*** Opening of Entries shown ***

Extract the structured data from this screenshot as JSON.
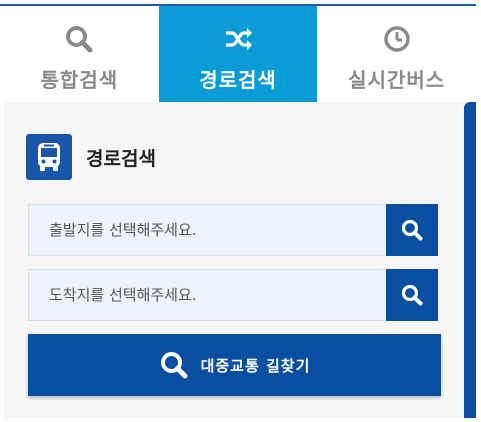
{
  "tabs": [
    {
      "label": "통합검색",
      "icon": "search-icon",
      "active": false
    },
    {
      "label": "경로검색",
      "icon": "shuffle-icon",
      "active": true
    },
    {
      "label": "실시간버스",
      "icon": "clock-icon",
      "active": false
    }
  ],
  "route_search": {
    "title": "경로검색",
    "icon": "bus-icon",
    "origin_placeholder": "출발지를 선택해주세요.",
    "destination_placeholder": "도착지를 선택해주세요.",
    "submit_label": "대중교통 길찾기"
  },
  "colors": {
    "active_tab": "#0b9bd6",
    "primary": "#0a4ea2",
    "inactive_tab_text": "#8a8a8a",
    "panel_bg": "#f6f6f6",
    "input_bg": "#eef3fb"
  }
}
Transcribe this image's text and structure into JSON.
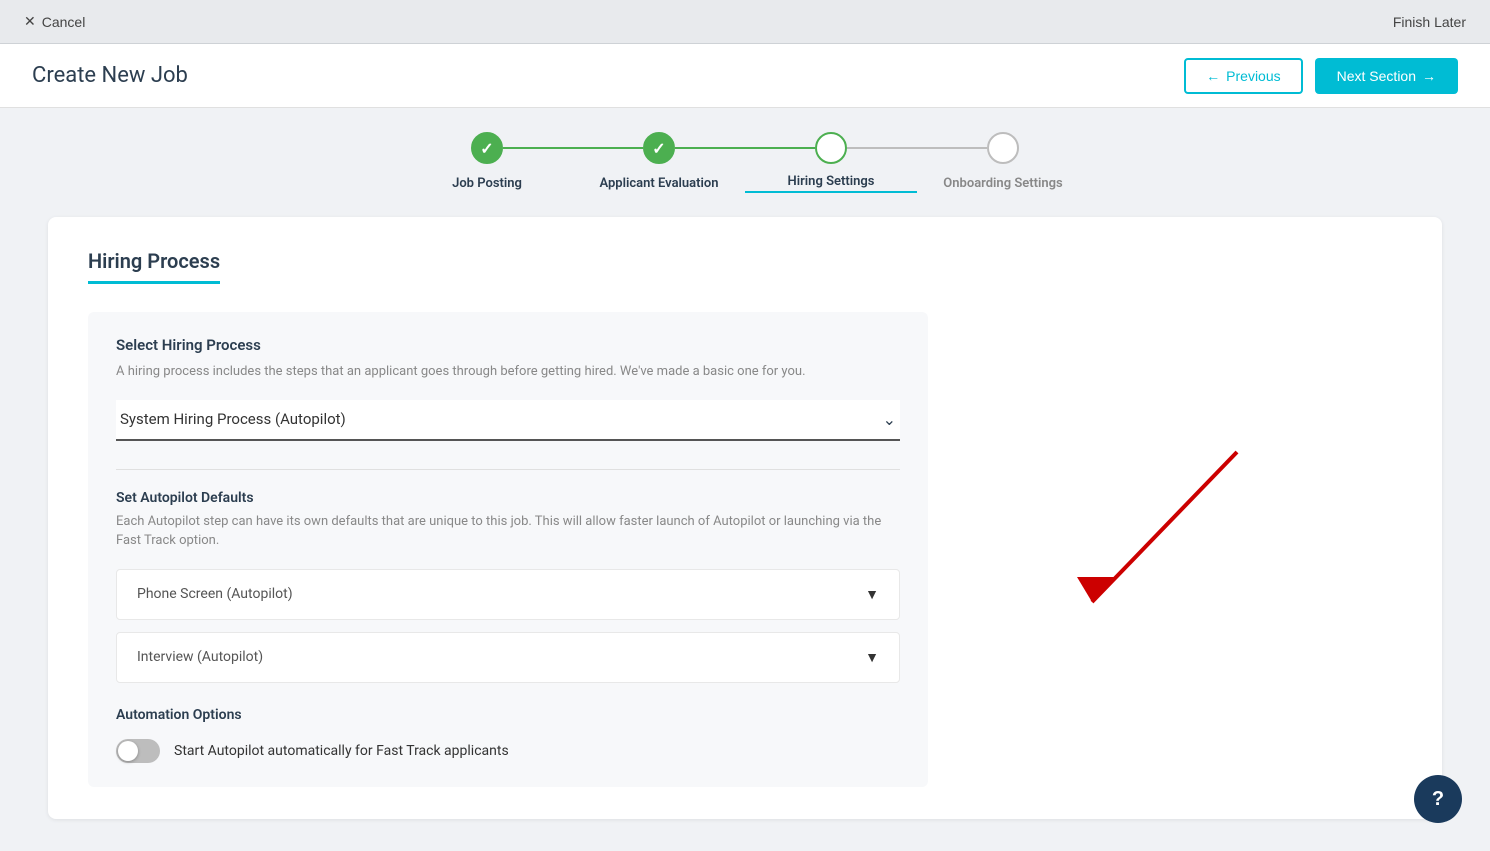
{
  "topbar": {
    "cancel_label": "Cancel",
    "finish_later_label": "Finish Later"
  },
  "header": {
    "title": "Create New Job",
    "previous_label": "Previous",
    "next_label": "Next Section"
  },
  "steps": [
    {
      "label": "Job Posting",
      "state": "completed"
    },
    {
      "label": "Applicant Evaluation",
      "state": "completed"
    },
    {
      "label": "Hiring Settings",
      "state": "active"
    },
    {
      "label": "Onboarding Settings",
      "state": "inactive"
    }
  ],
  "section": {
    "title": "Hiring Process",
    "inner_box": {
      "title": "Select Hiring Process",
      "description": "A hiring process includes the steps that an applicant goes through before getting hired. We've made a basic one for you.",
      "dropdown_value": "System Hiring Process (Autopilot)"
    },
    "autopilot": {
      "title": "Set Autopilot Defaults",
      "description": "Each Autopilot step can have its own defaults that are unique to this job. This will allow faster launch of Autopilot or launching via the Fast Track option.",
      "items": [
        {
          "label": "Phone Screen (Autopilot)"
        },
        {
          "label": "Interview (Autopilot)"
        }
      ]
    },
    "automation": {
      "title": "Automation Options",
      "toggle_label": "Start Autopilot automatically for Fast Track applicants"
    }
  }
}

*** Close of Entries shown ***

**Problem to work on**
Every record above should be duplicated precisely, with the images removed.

**Answer to this exercise**
Extract the structured data from this screenshot as JSON.
{
  "tabs": [
    {
      "label": "통합검색",
      "icon": "search-icon",
      "active": false
    },
    {
      "label": "경로검색",
      "icon": "shuffle-icon",
      "active": true
    },
    {
      "label": "실시간버스",
      "icon": "clock-icon",
      "active": false
    }
  ],
  "route_search": {
    "title": "경로검색",
    "icon": "bus-icon",
    "origin_placeholder": "출발지를 선택해주세요.",
    "destination_placeholder": "도착지를 선택해주세요.",
    "submit_label": "대중교통 길찾기"
  },
  "colors": {
    "active_tab": "#0b9bd6",
    "primary": "#0a4ea2",
    "inactive_tab_text": "#8a8a8a",
    "panel_bg": "#f6f6f6",
    "input_bg": "#eef3fb"
  }
}
Transcribe this image's text and structure into JSON.
{
  "topbar": {
    "cancel_label": "Cancel",
    "finish_later_label": "Finish Later"
  },
  "header": {
    "title": "Create New Job",
    "previous_label": "Previous",
    "next_label": "Next Section"
  },
  "steps": [
    {
      "label": "Job Posting",
      "state": "completed"
    },
    {
      "label": "Applicant Evaluation",
      "state": "completed"
    },
    {
      "label": "Hiring Settings",
      "state": "active"
    },
    {
      "label": "Onboarding Settings",
      "state": "inactive"
    }
  ],
  "section": {
    "title": "Hiring Process",
    "inner_box": {
      "title": "Select Hiring Process",
      "description": "A hiring process includes the steps that an applicant goes through before getting hired. We've made a basic one for you.",
      "dropdown_value": "System Hiring Process (Autopilot)"
    },
    "autopilot": {
      "title": "Set Autopilot Defaults",
      "description": "Each Autopilot step can have its own defaults that are unique to this job. This will allow faster launch of Autopilot or launching via the Fast Track option.",
      "items": [
        {
          "label": "Phone Screen (Autopilot)"
        },
        {
          "label": "Interview (Autopilot)"
        }
      ]
    },
    "automation": {
      "title": "Automation Options",
      "toggle_label": "Start Autopilot automatically for Fast Track applicants"
    }
  }
}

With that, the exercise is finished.